My dream Ducati would be a sporstbike.
Choosing one dream Ducati is hard, that is like asking a father which child is his favourite! When I was younger, I had to buy a motorcycle, and with my money I could afford only one – I always chose the sport bike, because it is first of all fun. A sportsbike is still the best for me, I understand it is uncomfortable, and it has some limits. But when I was younger I overcame those limits by putting sidebags on my Ducati Pantah or F1, and travelling Europe on those bikes. If today I have to make the same choice again, even if now I am old, I will always choose the same, a sportsbike.

I ride all year, when possible.
From spring to autumn I ride to work everyday. And all the year long, every Saturday I ride. I also get to ride all the prototypes too, although they are always full of sensors and recording devices. Three years ago I rode the first Panigale and the bike is all in black, it was handmade with wires and everything. It is moments like these where I think I like my job, it is fantastic, I am very happy and lucky that I do what I do.


Andrea Forni Ash-on-Bikes Question Time
Kevin Ash (RIP)
Pictures: Milagro

Ducati’s Technical Director Andrea Forni provides candid answers to some of the questions about the 2013 Multistrada posed by ashonbikes forum users:

What has been done to deal with the problem of rear brakes not working?
“All brake fluids lose a small amount of vapour throughout the braking system, and this was becoming trapped due to the layout, preventing the hydraulics from working properly. We have redesigned the layout of the brake hose and positions of the components so that this vapour no longer becomes trapped and the brake is easier to bleed effectively. The components themselves are unchanged as this wasn’t necessary.

What about the reliability of the suspension system?
“The Sachs system we have used is an off-the-shelf system which has been used for many years in the automotive industry, and tens of thousands of these components have been made and have proved themselves. The basic algorithms are openly available, we have added our own where necessary, otherwise it is all proven and very well tested.”

Can I carry over the higher rate spring I bought for my Öhlins onto the new model?
“The spring does not fit but it is not necessary as we have a progressive spring fitted now which is better when subjected to higher loads. The softer 85N/mm rate applies for the first 60mm of travel, then it behaves as a 125N/mm spring. This is also the point of compression the suspension goes to when a passenger is on the bike. This was always a better solution but Öhlins did not offer a progressive spring so we had no choice with the old model.

Why is Öhlins no longer used?
Öhlins does not not have a full semi-active suspension system but Sachs does, and the quality of Sachs suspension components is very good. Also, because the Sachs components are produced in very high numbers for the automotive industry the costs are not excessively high, which is how we have managed to offer the new Multistrada at the same pricing as the 2012 model.
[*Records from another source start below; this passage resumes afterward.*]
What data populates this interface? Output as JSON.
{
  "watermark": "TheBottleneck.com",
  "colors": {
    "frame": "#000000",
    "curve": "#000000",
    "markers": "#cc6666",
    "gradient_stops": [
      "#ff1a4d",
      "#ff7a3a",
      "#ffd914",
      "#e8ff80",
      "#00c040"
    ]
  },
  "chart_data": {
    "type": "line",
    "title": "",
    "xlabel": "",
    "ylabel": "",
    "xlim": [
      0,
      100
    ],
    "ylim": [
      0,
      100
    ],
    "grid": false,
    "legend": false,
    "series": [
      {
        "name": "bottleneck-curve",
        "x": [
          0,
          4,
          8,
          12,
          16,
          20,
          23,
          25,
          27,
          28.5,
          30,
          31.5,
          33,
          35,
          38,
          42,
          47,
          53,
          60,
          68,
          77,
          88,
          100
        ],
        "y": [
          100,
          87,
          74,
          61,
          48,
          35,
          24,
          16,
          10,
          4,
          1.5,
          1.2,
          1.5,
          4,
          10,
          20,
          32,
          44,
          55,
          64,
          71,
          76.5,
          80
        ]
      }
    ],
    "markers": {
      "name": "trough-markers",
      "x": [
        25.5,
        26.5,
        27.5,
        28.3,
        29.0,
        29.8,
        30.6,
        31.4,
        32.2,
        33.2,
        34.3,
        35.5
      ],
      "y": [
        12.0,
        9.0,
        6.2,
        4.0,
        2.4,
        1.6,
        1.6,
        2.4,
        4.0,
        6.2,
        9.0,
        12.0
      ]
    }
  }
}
Why is there no cruise control option?
“We could fit cruise control very easily, all the components are there and with ride-by-wire throttle it is straightforward and would not be expensive. We were not asked by the marketing department and did not think there was a demand.”
(At this point, the marketing manager says he did not think there was a great demand for cruise control on the Multistrada… but he does look a bit sheepish!)

There seems to have been an unusual number of cylinder head failures, can you tell us anything about this?
“Yes, there have been some problems with coolant escaping into the lubricating oil. This was caused by an unexpected internal corrosion problem caused by glycol-based anti-freeze. We have changed the anti-freeze specification to a non-glycol one and this has cured the problem. We now recommend a non-glycol anti-freeze for all existing Testastretta engines.”